Data for this exercise>

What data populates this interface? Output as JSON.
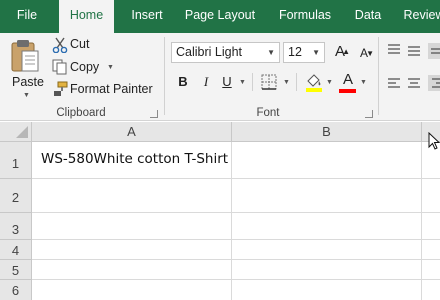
{
  "tabs": [
    "File",
    "Home",
    "Insert",
    "Page Layout",
    "Formulas",
    "Data",
    "Review"
  ],
  "active_tab": "Home",
  "clipboard": {
    "paste_label": "Paste",
    "cut_label": "Cut",
    "copy_label": "Copy",
    "format_painter_label": "Format Painter",
    "group_label": "Clipboard"
  },
  "font": {
    "font_name": "Calibri Light",
    "font_size": "12",
    "bold": "B",
    "italic": "I",
    "underline": "U",
    "font_color_letter": "A",
    "grow_letter": "A",
    "shrink_letter": "A",
    "group_label": "Font"
  },
  "colors": {
    "ribbon_green": "#217346",
    "highlight_yellow": "#ffff00",
    "font_red": "#ff0000"
  },
  "sheet": {
    "columns": [
      "A",
      "B"
    ],
    "rows": [
      "1",
      "2",
      "3",
      "4",
      "5",
      "6"
    ],
    "cell_A1": "WS-580White cotton T-Shirt"
  },
  "icons": [
    "paste-icon",
    "cut-icon",
    "copy-icon",
    "format-painter-icon",
    "borders-icon",
    "fill-color-icon",
    "font-color-icon",
    "align-icon",
    "mouse-cursor-icon"
  ]
}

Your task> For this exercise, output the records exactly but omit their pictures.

Solved problem>
What data populates this interface? Output as JSON.
{
  "tabs": [
    "File",
    "Home",
    "Insert",
    "Page Layout",
    "Formulas",
    "Data",
    "Review"
  ],
  "active_tab": "Home",
  "clipboard": {
    "paste_label": "Paste",
    "cut_label": "Cut",
    "copy_label": "Copy",
    "format_painter_label": "Format Painter",
    "group_label": "Clipboard"
  },
  "font": {
    "font_name": "Calibri Light",
    "font_size": "12",
    "bold": "B",
    "italic": "I",
    "underline": "U",
    "font_color_letter": "A",
    "grow_letter": "A",
    "shrink_letter": "A",
    "group_label": "Font"
  },
  "colors": {
    "ribbon_green": "#217346",
    "highlight_yellow": "#ffff00",
    "font_red": "#ff0000"
  },
  "sheet": {
    "columns": [
      "A",
      "B"
    ],
    "rows": [
      "1",
      "2",
      "3",
      "4",
      "5",
      "6"
    ],
    "cell_A1": "WS-580White cotton T-Shirt"
  },
  "icons": [
    "paste-icon",
    "cut-icon",
    "copy-icon",
    "format-painter-icon",
    "borders-icon",
    "fill-color-icon",
    "font-color-icon",
    "align-icon",
    "mouse-cursor-icon"
  ]
}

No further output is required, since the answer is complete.